**Aim of the task:**
Work through the data and say how many lines contain "flight". The number alone is the answer.

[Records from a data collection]
**********

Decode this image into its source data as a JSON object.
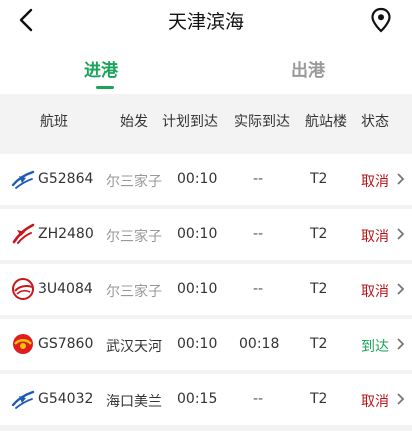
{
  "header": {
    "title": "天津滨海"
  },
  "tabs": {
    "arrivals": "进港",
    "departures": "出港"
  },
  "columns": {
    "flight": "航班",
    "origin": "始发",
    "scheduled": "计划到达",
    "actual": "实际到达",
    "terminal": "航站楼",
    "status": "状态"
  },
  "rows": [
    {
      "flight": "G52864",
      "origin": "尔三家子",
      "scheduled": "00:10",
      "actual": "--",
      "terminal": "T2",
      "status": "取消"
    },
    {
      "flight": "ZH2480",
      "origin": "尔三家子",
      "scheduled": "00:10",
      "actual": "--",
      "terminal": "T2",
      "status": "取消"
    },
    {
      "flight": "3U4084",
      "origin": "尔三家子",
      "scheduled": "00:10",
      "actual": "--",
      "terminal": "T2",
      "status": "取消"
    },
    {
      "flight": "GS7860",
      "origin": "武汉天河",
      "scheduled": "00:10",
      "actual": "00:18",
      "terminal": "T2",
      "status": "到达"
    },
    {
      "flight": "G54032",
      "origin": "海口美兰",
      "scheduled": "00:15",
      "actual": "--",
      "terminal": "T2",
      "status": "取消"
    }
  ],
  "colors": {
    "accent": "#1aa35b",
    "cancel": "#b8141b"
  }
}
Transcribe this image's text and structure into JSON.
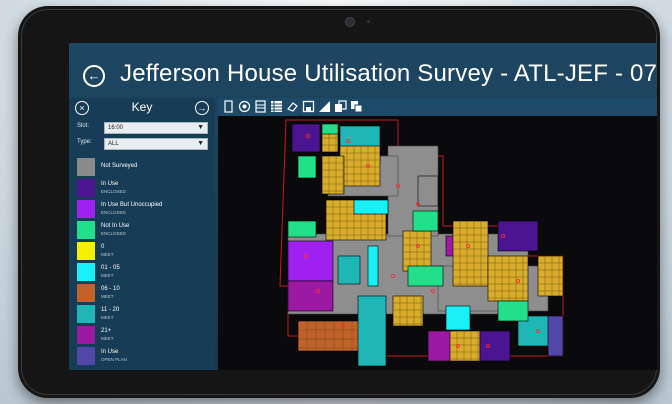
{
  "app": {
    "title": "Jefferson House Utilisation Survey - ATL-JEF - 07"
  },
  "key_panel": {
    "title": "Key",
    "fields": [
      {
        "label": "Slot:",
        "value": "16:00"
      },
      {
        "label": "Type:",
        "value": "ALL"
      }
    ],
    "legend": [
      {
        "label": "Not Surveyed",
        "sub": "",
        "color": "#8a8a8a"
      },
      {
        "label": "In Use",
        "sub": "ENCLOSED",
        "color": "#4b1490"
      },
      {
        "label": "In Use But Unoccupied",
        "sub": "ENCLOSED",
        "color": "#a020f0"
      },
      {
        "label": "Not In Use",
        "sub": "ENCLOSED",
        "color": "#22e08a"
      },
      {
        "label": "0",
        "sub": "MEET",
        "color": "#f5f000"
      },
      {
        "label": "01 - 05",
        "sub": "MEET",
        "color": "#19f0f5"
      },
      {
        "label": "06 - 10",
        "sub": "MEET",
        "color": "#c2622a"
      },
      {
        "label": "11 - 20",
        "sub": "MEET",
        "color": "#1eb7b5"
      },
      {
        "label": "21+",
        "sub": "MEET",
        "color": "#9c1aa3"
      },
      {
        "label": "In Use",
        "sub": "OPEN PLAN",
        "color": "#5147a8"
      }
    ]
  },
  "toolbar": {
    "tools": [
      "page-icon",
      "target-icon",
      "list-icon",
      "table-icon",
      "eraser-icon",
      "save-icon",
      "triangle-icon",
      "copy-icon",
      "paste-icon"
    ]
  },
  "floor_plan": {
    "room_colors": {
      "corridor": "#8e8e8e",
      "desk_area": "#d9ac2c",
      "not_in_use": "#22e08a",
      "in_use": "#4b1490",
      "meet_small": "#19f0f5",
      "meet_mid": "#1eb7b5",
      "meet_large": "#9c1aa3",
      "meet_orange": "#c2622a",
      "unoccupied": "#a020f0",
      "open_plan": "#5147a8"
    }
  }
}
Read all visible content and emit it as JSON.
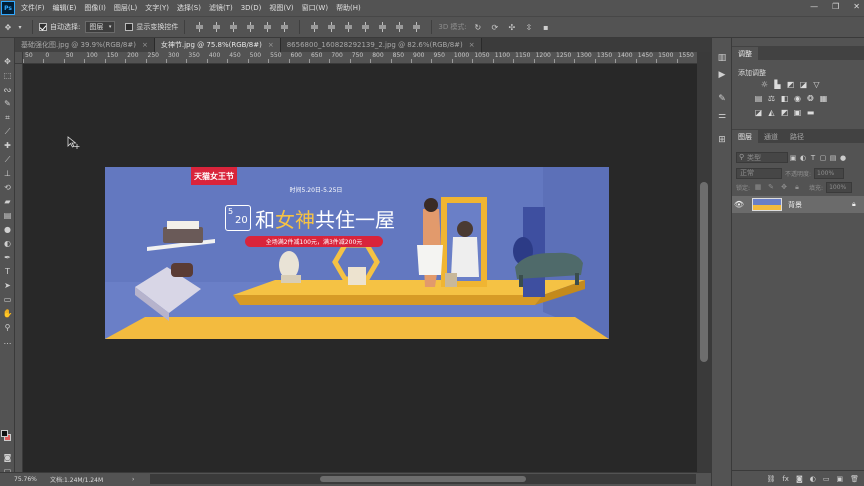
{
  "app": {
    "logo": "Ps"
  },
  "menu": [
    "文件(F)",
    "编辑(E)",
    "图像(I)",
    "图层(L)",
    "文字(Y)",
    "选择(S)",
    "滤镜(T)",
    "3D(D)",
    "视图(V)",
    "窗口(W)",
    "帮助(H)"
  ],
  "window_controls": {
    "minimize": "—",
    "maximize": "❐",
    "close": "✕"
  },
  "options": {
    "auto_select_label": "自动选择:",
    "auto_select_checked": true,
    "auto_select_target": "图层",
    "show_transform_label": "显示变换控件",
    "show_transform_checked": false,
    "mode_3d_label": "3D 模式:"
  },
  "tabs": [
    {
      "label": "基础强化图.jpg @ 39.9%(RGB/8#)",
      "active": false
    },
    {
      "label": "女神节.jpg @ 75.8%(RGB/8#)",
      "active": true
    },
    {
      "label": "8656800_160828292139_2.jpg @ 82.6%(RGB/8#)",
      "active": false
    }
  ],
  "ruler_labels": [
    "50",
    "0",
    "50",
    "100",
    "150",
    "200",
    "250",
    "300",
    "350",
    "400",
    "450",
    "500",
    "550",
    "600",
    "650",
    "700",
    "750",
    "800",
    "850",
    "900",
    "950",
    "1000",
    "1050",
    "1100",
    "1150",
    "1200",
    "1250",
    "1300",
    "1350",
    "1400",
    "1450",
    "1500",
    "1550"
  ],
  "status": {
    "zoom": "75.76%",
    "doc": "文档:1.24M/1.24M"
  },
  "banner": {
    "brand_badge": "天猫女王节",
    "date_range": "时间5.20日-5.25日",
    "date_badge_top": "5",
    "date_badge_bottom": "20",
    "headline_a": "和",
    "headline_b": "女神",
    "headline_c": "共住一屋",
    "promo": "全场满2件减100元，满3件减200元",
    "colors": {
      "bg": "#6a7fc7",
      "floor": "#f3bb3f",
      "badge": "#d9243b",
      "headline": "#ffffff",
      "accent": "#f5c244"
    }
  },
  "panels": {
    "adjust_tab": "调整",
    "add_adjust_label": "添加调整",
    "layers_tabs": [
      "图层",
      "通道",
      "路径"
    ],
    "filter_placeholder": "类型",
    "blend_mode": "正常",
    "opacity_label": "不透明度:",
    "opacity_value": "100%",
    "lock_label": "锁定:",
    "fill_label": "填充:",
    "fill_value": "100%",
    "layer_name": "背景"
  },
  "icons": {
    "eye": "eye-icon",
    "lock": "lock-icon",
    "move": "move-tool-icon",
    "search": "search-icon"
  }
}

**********

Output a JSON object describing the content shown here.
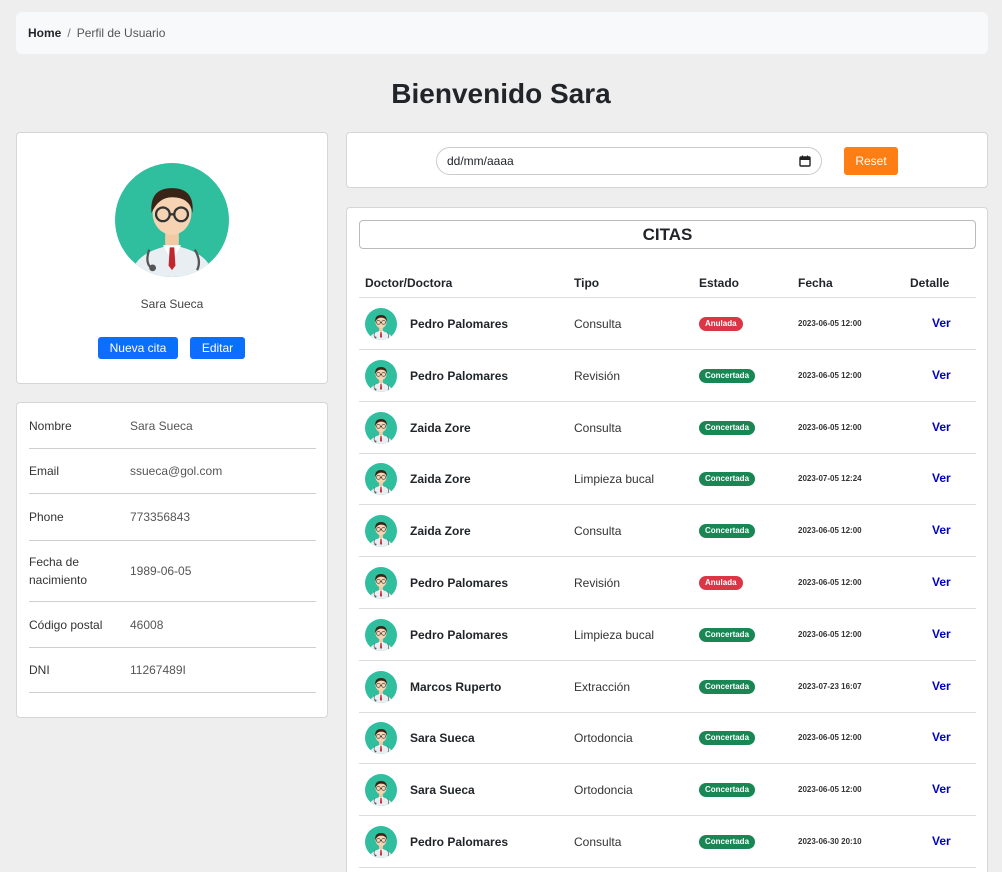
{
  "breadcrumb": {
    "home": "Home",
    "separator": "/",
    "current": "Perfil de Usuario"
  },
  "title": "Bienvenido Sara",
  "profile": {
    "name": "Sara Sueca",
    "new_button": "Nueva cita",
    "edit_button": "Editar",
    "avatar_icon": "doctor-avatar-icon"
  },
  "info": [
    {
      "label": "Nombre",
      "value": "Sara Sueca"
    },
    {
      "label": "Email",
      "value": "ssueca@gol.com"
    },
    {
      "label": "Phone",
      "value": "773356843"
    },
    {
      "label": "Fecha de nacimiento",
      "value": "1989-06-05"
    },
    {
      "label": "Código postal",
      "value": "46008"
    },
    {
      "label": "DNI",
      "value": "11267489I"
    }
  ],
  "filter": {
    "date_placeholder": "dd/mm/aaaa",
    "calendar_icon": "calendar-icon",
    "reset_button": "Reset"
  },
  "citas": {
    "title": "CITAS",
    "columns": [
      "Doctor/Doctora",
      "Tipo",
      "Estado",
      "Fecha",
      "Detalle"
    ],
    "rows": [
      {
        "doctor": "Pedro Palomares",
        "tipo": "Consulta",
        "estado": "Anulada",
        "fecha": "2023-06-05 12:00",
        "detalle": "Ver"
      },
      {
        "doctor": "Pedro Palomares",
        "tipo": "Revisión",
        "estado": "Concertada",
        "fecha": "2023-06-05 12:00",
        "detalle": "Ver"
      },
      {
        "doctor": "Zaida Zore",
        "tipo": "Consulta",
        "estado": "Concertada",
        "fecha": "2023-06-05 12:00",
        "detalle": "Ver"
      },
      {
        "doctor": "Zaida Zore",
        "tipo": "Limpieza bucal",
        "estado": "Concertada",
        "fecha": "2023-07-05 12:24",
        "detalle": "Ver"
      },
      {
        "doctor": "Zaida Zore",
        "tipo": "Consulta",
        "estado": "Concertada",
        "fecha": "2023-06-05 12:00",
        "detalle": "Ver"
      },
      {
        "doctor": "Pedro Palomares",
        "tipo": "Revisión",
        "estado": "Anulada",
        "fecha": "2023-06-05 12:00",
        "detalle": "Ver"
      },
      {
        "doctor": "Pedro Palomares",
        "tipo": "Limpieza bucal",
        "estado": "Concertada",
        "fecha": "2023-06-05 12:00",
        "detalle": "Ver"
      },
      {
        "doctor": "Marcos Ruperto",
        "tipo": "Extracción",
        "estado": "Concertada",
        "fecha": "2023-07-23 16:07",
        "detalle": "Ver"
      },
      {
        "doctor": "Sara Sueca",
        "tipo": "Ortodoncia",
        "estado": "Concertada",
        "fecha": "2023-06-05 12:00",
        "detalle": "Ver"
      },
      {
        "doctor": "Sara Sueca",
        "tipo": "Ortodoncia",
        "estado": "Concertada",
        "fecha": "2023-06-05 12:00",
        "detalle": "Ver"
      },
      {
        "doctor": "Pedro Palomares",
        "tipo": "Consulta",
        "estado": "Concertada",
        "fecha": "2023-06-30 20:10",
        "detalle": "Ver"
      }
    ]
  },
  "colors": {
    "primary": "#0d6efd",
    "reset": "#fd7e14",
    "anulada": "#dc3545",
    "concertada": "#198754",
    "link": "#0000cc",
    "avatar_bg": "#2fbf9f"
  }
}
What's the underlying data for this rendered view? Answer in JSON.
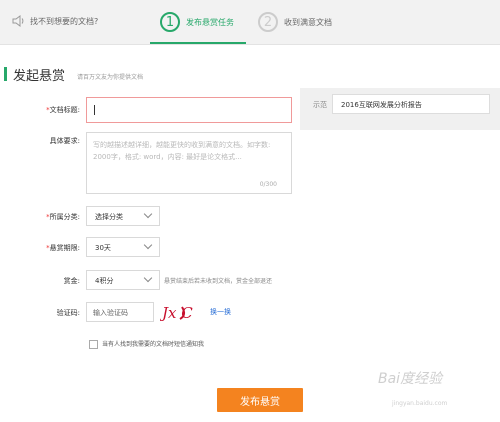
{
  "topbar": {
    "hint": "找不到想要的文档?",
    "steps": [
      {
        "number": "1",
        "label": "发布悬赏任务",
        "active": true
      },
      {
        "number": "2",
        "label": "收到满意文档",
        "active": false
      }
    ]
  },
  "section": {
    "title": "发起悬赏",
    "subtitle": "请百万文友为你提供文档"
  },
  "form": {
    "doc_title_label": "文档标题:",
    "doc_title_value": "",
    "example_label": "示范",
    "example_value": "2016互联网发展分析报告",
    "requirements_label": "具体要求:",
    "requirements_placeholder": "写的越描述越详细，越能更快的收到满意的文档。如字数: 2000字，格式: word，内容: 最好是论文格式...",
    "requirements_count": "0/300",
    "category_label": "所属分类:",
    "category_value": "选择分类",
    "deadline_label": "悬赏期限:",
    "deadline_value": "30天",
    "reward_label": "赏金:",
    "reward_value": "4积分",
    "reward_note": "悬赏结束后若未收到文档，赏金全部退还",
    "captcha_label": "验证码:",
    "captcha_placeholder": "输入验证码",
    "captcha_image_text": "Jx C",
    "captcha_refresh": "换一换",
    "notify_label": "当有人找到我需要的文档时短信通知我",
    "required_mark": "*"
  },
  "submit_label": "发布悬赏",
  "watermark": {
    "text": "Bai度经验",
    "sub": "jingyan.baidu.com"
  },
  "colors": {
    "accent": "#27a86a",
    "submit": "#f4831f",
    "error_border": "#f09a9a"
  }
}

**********

**Reply:**
6